Write out the data exactly, every line included.

DATA SUPPLIED =>
_ _ _

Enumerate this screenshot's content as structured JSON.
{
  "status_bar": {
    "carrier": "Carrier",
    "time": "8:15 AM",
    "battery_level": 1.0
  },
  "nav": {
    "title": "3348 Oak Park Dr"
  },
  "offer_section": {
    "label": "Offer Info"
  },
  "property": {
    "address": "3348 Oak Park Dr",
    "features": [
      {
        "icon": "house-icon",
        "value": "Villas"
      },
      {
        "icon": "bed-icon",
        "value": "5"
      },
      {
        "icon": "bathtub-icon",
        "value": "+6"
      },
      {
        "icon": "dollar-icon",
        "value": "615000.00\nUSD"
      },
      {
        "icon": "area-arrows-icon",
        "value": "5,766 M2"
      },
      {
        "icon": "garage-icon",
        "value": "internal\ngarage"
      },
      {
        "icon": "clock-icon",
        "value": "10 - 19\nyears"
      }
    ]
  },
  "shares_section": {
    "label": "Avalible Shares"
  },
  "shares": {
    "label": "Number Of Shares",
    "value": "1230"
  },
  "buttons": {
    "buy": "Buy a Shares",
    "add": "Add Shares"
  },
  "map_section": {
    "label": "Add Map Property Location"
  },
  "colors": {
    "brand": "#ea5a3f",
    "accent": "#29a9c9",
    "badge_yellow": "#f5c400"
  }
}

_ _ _

RESULT OF THIS EXERCISE =>
Enumerate this screenshot's content as structured JSON.
{
  "status_bar": {
    "carrier": "Carrier",
    "time": "8:15 AM",
    "battery_level": 1.0
  },
  "nav": {
    "title": "3348 Oak Park Dr"
  },
  "offer_section": {
    "label": "Offer Info"
  },
  "property": {
    "address": "3348 Oak Park Dr",
    "features": [
      {
        "icon": "house-icon",
        "value": "Villas"
      },
      {
        "icon": "bed-icon",
        "value": "5"
      },
      {
        "icon": "bathtub-icon",
        "value": "+6"
      },
      {
        "icon": "dollar-icon",
        "value": "615000.00\nUSD"
      },
      {
        "icon": "area-arrows-icon",
        "value": "5,766 M2"
      },
      {
        "icon": "garage-icon",
        "value": "internal\ngarage"
      },
      {
        "icon": "clock-icon",
        "value": "10 - 19\nyears"
      }
    ]
  },
  "shares_section": {
    "label": "Avalible Shares"
  },
  "shares": {
    "label": "Number Of Shares",
    "value": "1230"
  },
  "buttons": {
    "buy": "Buy a Shares",
    "add": "Add Shares"
  },
  "map_section": {
    "label": "Add Map Property Location"
  },
  "colors": {
    "brand": "#ea5a3f",
    "accent": "#29a9c9",
    "badge_yellow": "#f5c400"
  }
}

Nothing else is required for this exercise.